Elle Reid (Lily Tomlin), an elderly poet and retired college professor, is a widow still adjusting to the recent death of Violet, her partner of 38 years. Her granddaughter, Sage (Julia Garner), unexpectedly knocks on her door, informing Elle that she is pregnant and needs over $600.00 for an abortion, which is scheduled for 5 pm that afternoon.
Sage wants to make an ‘end-run’ around her well-off, controlling and angry mother, Judy (Marcia Gay Harden). (It’s football season and I can’t resist the metaphor.)
Unfortunately, Elle has had considerable debt and had to use all her savings to pay it all off. Due to her excessive credit card use, she has cut her up cards and turned them into a sculpture, so she doesn’t have the financial resources to pay for the abortion. Sage’s boyfriend also lacks the funds. (I found this basic premise totally unrealistic. There is no very-intelligent woman in her 60’s who wouldn’t have $600 in a savings account.)

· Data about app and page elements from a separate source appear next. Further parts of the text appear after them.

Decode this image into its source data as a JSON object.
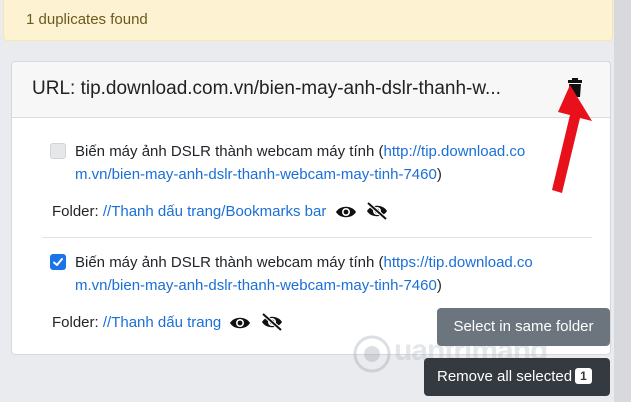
{
  "alert": {
    "text": "1 duplicates found"
  },
  "card": {
    "header_text": "URL: tip.download.com.vn/bien-may-anh-dslr-thanh-w...",
    "delete_icon": "trash-icon",
    "arrow_icon": "red-arrow-annotation"
  },
  "items": [
    {
      "checked": false,
      "title": "Biến máy ảnh DSLR thành webcam máy tính",
      "url_line1": "http://tip.download.co",
      "url_line2": "m.vn/bien-may-anh-dslr-thanh-webcam-may-tinh-7460",
      "open_paren": "(",
      "close_paren": ")",
      "folder_label": "Folder:",
      "folder_path": "//Thanh dấu trang/Bookmarks bar",
      "icons": [
        "eye-icon",
        "eye-slash-icon"
      ]
    },
    {
      "checked": true,
      "title": "Biến máy ảnh DSLR thành webcam máy tính",
      "url_line1": "https://tip.download.co",
      "url_line2": "m.vn/bien-may-anh-dslr-thanh-webcam-may-tinh-7460",
      "open_paren": "(",
      "close_paren": ")",
      "folder_label": "Folder:",
      "folder_path": "//Thanh dấu trang",
      "icons": [
        "eye-icon",
        "eye-slash-icon"
      ]
    }
  ],
  "buttons": {
    "select_same_folder": "Select in same folder",
    "remove_all_selected": "Remove all selected",
    "remove_count": "1"
  },
  "watermark": {
    "text": "uantrimang"
  },
  "colors": {
    "link": "#1a6fd8",
    "checkbox_checked": "#1a73e8",
    "alert_bg": "#fdf3d2",
    "arrow": "#e8101a"
  }
}
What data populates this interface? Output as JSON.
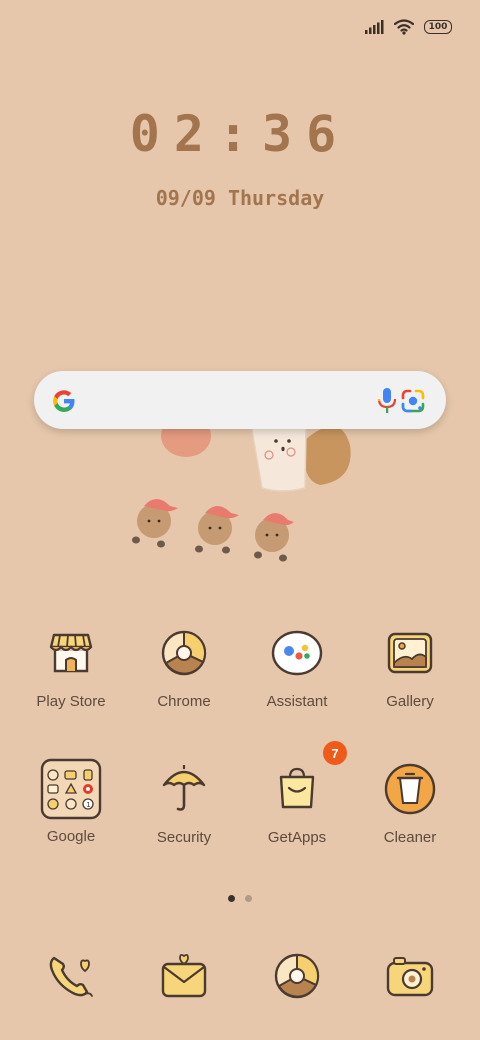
{
  "status_bar": {
    "signal_icon": "signal-icon",
    "wifi_icon": "wifi-icon",
    "battery_level": "100"
  },
  "lockscreen": {
    "time": "02:36",
    "date": "09/09 Thursday"
  },
  "search_widget": {
    "google_icon": "google-g-icon",
    "mic_icon": "mic-icon",
    "lens_icon": "google-lens-icon"
  },
  "apps": [
    {
      "label": "Play Store",
      "icon": "play-store-icon"
    },
    {
      "label": "Chrome",
      "icon": "chrome-icon"
    },
    {
      "label": "Assistant",
      "icon": "assistant-icon"
    },
    {
      "label": "Gallery",
      "icon": "gallery-icon"
    },
    {
      "label": "Google",
      "icon": "google-folder-icon"
    },
    {
      "label": "Security",
      "icon": "security-icon"
    },
    {
      "label": "GetApps",
      "icon": "getapps-icon",
      "badge": "7"
    },
    {
      "label": "Cleaner",
      "icon": "cleaner-icon"
    }
  ],
  "pager": {
    "pages": 2,
    "current": 1
  },
  "dock": [
    {
      "icon": "phone-icon"
    },
    {
      "icon": "messages-icon"
    },
    {
      "icon": "chrome-dock-icon"
    },
    {
      "icon": "camera-icon"
    }
  ],
  "colors": {
    "background": "#e6c7ab",
    "clock": "#a3754f",
    "badge": "#ef5a1a"
  }
}
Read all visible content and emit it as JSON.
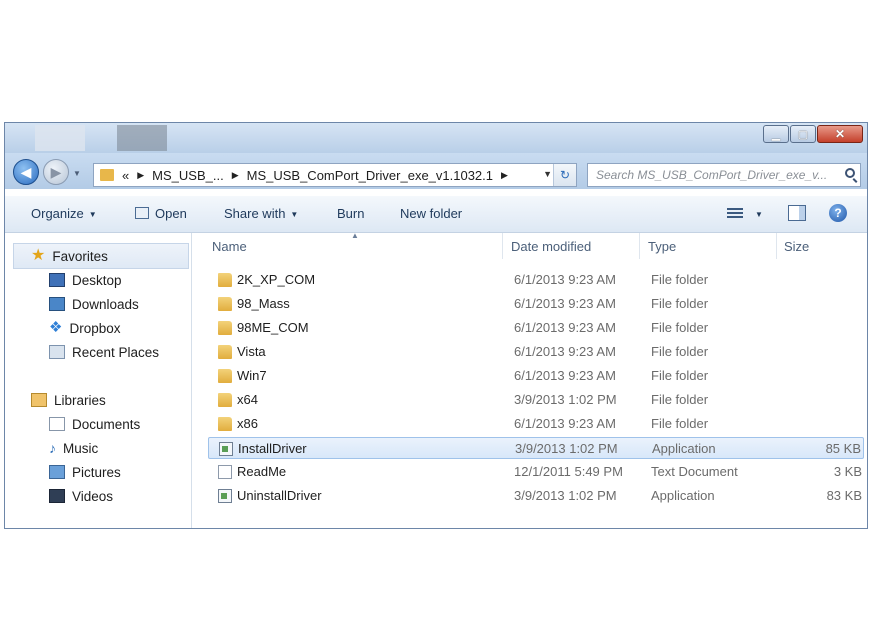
{
  "window": {
    "caption_buttons": [
      "minimize-icon",
      "maximize-icon",
      "close-icon"
    ]
  },
  "address_bar": {
    "overflow": "«",
    "crumbs": [
      "MS_USB_...",
      "MS_USB_ComPort_Driver_exe_v1.1032.1"
    ]
  },
  "search": {
    "placeholder": "Search MS_USB_ComPort_Driver_exe_v..."
  },
  "toolbar": {
    "organize": "Organize",
    "open": "Open",
    "share_with": "Share with",
    "burn": "Burn",
    "new_folder": "New folder"
  },
  "sidebar": {
    "favorites": "Favorites",
    "favorite_items": [
      "Desktop",
      "Downloads",
      "Dropbox",
      "Recent Places"
    ],
    "libraries": "Libraries",
    "library_items": [
      "Documents",
      "Music",
      "Pictures",
      "Videos"
    ]
  },
  "columns": {
    "name": "Name",
    "date": "Date modified",
    "type": "Type",
    "size": "Size"
  },
  "files": [
    {
      "name": "2K_XP_COM",
      "date": "6/1/2013 9:23 AM",
      "type": "File folder",
      "size": "",
      "icon": "folder-icon"
    },
    {
      "name": "98_Mass",
      "date": "6/1/2013 9:23 AM",
      "type": "File folder",
      "size": "",
      "icon": "folder-icon"
    },
    {
      "name": "98ME_COM",
      "date": "6/1/2013 9:23 AM",
      "type": "File folder",
      "size": "",
      "icon": "folder-icon"
    },
    {
      "name": "Vista",
      "date": "6/1/2013 9:23 AM",
      "type": "File folder",
      "size": "",
      "icon": "folder-icon"
    },
    {
      "name": "Win7",
      "date": "6/1/2013 9:23 AM",
      "type": "File folder",
      "size": "",
      "icon": "folder-icon"
    },
    {
      "name": "x64",
      "date": "3/9/2013 1:02 PM",
      "type": "File folder",
      "size": "",
      "icon": "folder-icon"
    },
    {
      "name": "x86",
      "date": "6/1/2013 9:23 AM",
      "type": "File folder",
      "size": "",
      "icon": "folder-icon"
    },
    {
      "name": "InstallDriver",
      "date": "3/9/2013 1:02 PM",
      "type": "Application",
      "size": "85 KB",
      "icon": "application-icon"
    },
    {
      "name": "ReadMe",
      "date": "12/1/2011 5:49 PM",
      "type": "Text Document",
      "size": "3 KB",
      "icon": "text-document-icon"
    },
    {
      "name": "UninstallDriver",
      "date": "3/9/2013 1:02 PM",
      "type": "Application",
      "size": "83 KB",
      "icon": "application-icon"
    }
  ],
  "selected_file": "InstallDriver",
  "colors": {
    "accent": "#2b6cc0",
    "selection": "#d8e7f9",
    "folder": "#e1ad3e"
  }
}
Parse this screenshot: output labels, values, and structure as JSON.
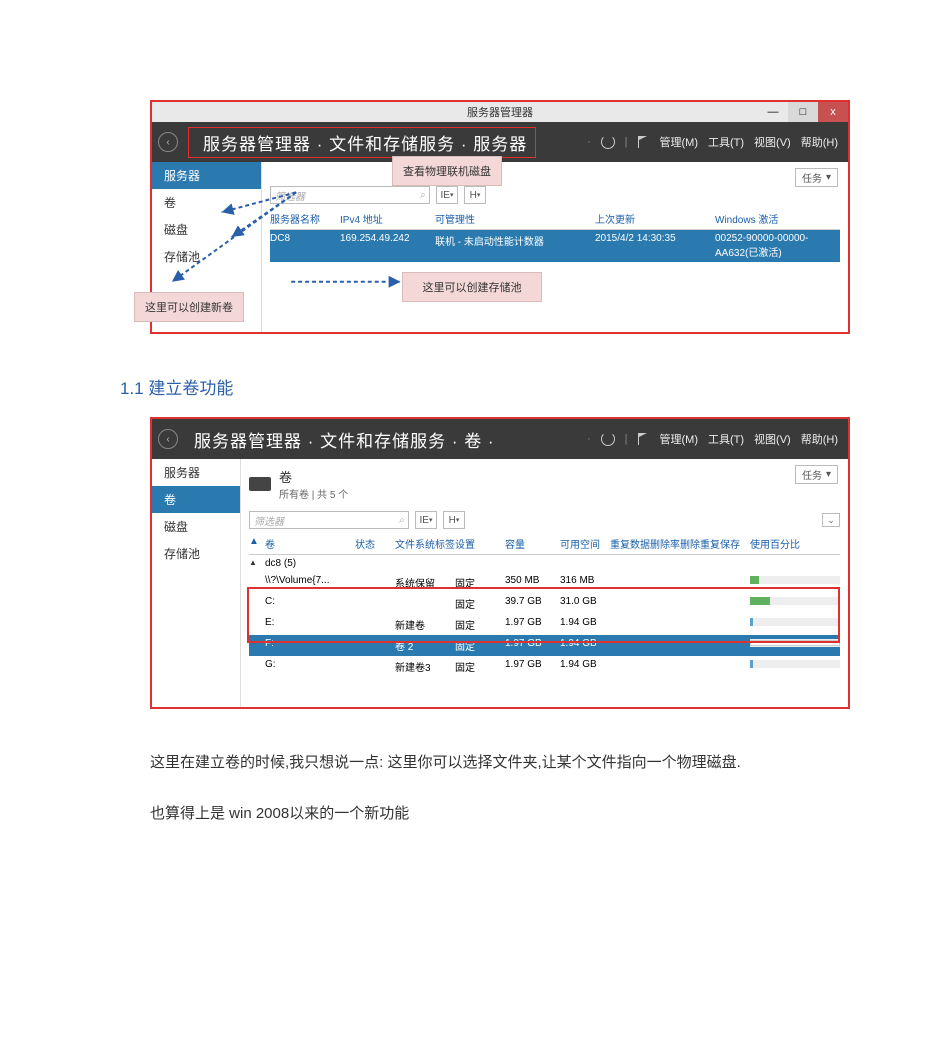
{
  "shot1": {
    "window_title": "服务器管理器",
    "window_btns": {
      "min": "—",
      "max": "□",
      "close": "x"
    },
    "nav_back": "‹",
    "breadcrumb": "服务器管理器 · 文件和存储服务 · 服务器",
    "menu": {
      "refresh_sep": "·",
      "manage": "管理(M)",
      "tools": "工具(T)",
      "view": "视图(V)",
      "help": "帮助(H)"
    },
    "sidebar": {
      "items": [
        "服务器",
        "卷",
        "磁盘",
        "存储池"
      ],
      "active_index": 0
    },
    "tasks": "任务",
    "search_placeholder": "筛选器",
    "search_icon": "⌕",
    "filter_ie": "IE",
    "filter_h": "H",
    "head": {
      "name": "服务器名称",
      "ip": "IPv4 地址",
      "manage": "可管理性",
      "update": "上次更新",
      "activate": "Windows 激活"
    },
    "row": {
      "name": "DC8",
      "ip": "169.254.49.242",
      "manage": "联机 - 未启动性能计数器",
      "update": "2015/4/2 14:30:35",
      "activate": "00252-90000-00000-AA632(已激活)"
    },
    "callouts": {
      "view_disk": "查看物理联机磁盘",
      "new_volume": "这里可以创建新卷",
      "new_pool": "这里可以创建存储池"
    }
  },
  "section_1_1": "1.1 建立卷功能",
  "shot2": {
    "nav_back": "‹",
    "breadcrumb": "服务器管理器 · 文件和存储服务 · 卷 ·",
    "menu": {
      "manage": "管理(M)",
      "tools": "工具(T)",
      "view": "视图(V)",
      "help": "帮助(H)"
    },
    "sidebar": {
      "items": [
        "服务器",
        "卷",
        "磁盘",
        "存储池"
      ],
      "active_index": 1
    },
    "panel": {
      "title": "卷",
      "subtitle": "所有卷 | 共 5 个"
    },
    "tasks": "任务",
    "search_placeholder": "筛选器",
    "search_icon": "⌕",
    "filter_ie": "IE",
    "filter_h": "H",
    "expand": "⌄",
    "head": {
      "flag": "▲",
      "vol": "卷",
      "status": "状态",
      "fslabel": "文件系统标签",
      "device": "设置",
      "cap": "容量",
      "free": "可用空间",
      "dedup": "重复数据删除率",
      "dedup_save": "删除重复保存",
      "usage": "使用百分比"
    },
    "group": {
      "tri": "▲",
      "label": "dc8 (5)"
    },
    "rows": [
      {
        "vol": "\\\\?\\Volume{7...",
        "fslabel": "系统保留",
        "device": "固定",
        "cap": "350 MB",
        "free": "316 MB",
        "usage_pct": 10,
        "bar": "green"
      },
      {
        "vol": "C:",
        "fslabel": "",
        "device": "固定",
        "cap": "39.7 GB",
        "free": "31.0 GB",
        "usage_pct": 22,
        "bar": "green"
      },
      {
        "vol": "E:",
        "fslabel": "新建卷",
        "device": "固定",
        "cap": "1.97 GB",
        "free": "1.94 GB",
        "usage_pct": 3,
        "bar": "blue"
      },
      {
        "vol": "F:",
        "fslabel": "卷 2",
        "device": "固定",
        "cap": "1.97 GB",
        "free": "1.94 GB",
        "usage_pct": 3,
        "bar": "white",
        "selected": true
      },
      {
        "vol": "G:",
        "fslabel": "新建卷3",
        "device": "固定",
        "cap": "1.97 GB",
        "free": "1.94 GB",
        "usage_pct": 3,
        "bar": "blue"
      }
    ]
  },
  "para1": "这里在建立卷的时候,我只想说一点: 这里你可以选择文件夹,让某个文件指向一个物理磁盘.",
  "para2": "也算得上是 win  2008以来的一个新功能"
}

The film consists of Elle driving Sage around in her unreliable jalopy, trying to get the money. Elle is a curmudgeonly woman who is constantly spewing out sarcastic wisecracks, but in a provocative and self-sabotaging way, which was painful for me to watch. She was so hostile that I found her character unrealistic. Sage is merely a generic knocked-up teenager whose character wasn’t even explored, let alone well-developed.
The movie was salvaged by a fantastic 15-minute scene between Elle and a man who she previously knew well, Karl (Sam Elliott). Elle wants the $600.00 — which Karl can easily afford — but their past makes this request rather complicated.
Writer/Director Carl Weitz is obviously talented based on that 15 minute scene, but the rest of the movie wasn’t nearly of that caliber. Tomlin shines (as does Elliott), and the film has plenty of laughs, but it’s not compelling enough for a trip to the BS.